[A View of Mineral Wells]
A panoramic view of Mineral Wells, possibly taken from East Mountain. This picture was sent to A.F. Weaver, in 1975, from Charles Windell Simonds of Norman, Oklahoma, with a note indicating they were taken by his father (Clarence Winfield Simonds) on January 11,1919. The view appears to be from East Mountain looking southwest. A power plant is visible in the right center of this picture, but other landmarks have not been identified. texashistory.unt.edu/ark:/67531/metapth29458/
[A View of Mineral Wells from East Mountain]
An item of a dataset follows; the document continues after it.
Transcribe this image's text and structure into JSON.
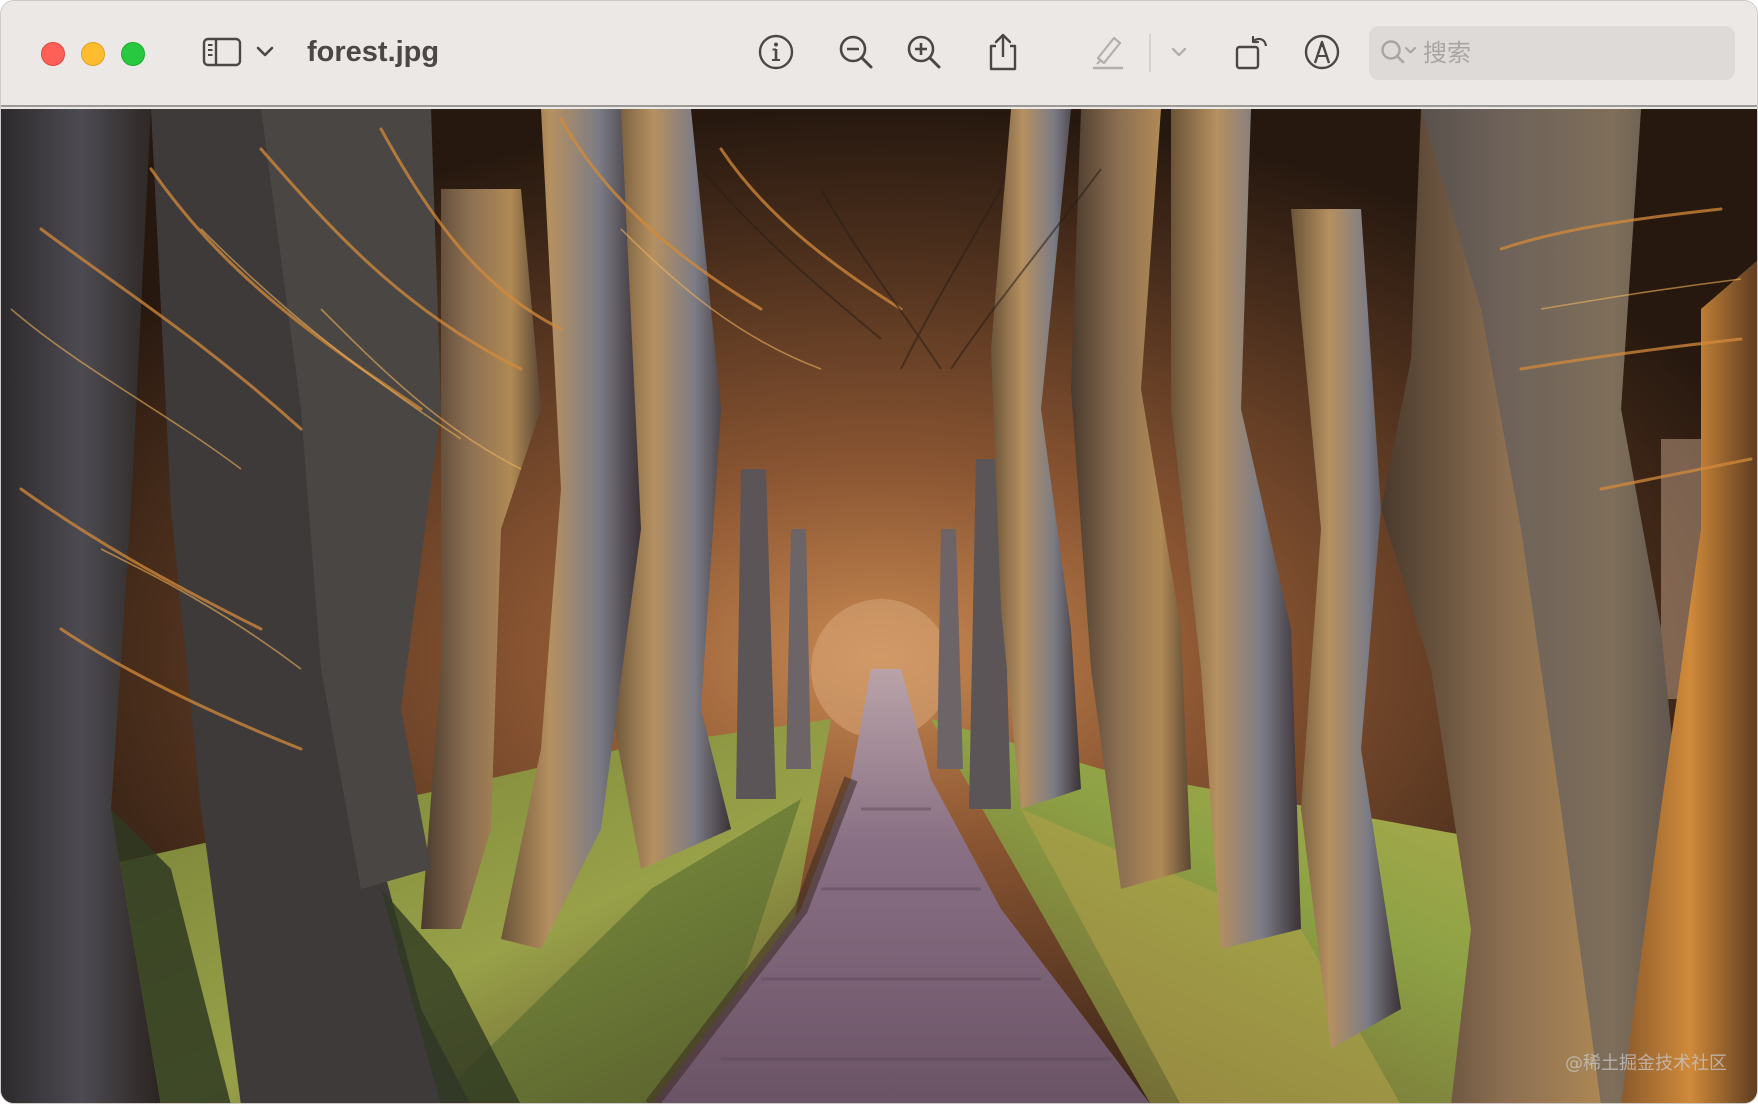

A view from East Mountain, looking down on Mineral Wells and taken about 1910, includes: The First United Methodist Church, the Yeager Building, and the train depot in the background. This photograph was taken before the Baker Hotel was built. texashistory.unt.edu/ark:/67531/metapth16219/
[A View of Mineral Wells from East Mountain]
A view of Mineral Wells and South Mountain, taken from atop East Mountain is shown here. Notable buildings are the West Ward School next to the "Little Rock" school house in upper right and Poston Dry Goods in left-center. The photograph was taken before the second high school was built in 1914. texashistory.unt.edu/ark:/67531/metapth16229/
[The Woodmen of the World Convention at the Chautauqua]
The caption of this picture, shown on page 50 of "Time Was..." by A. F. Weaver, states: "Part of the Woodmen of the World convention men gathered in front of the Chautauqua [building] for this picture in 1911. Many thousand attended." Note the men in two of the trees to the right of the observer, and also those sitting on top of the sign at the left of the picture. The building was demolished, probably during the following year, 1912. texashistory.unt.edu/ark:/67531/metapth39214/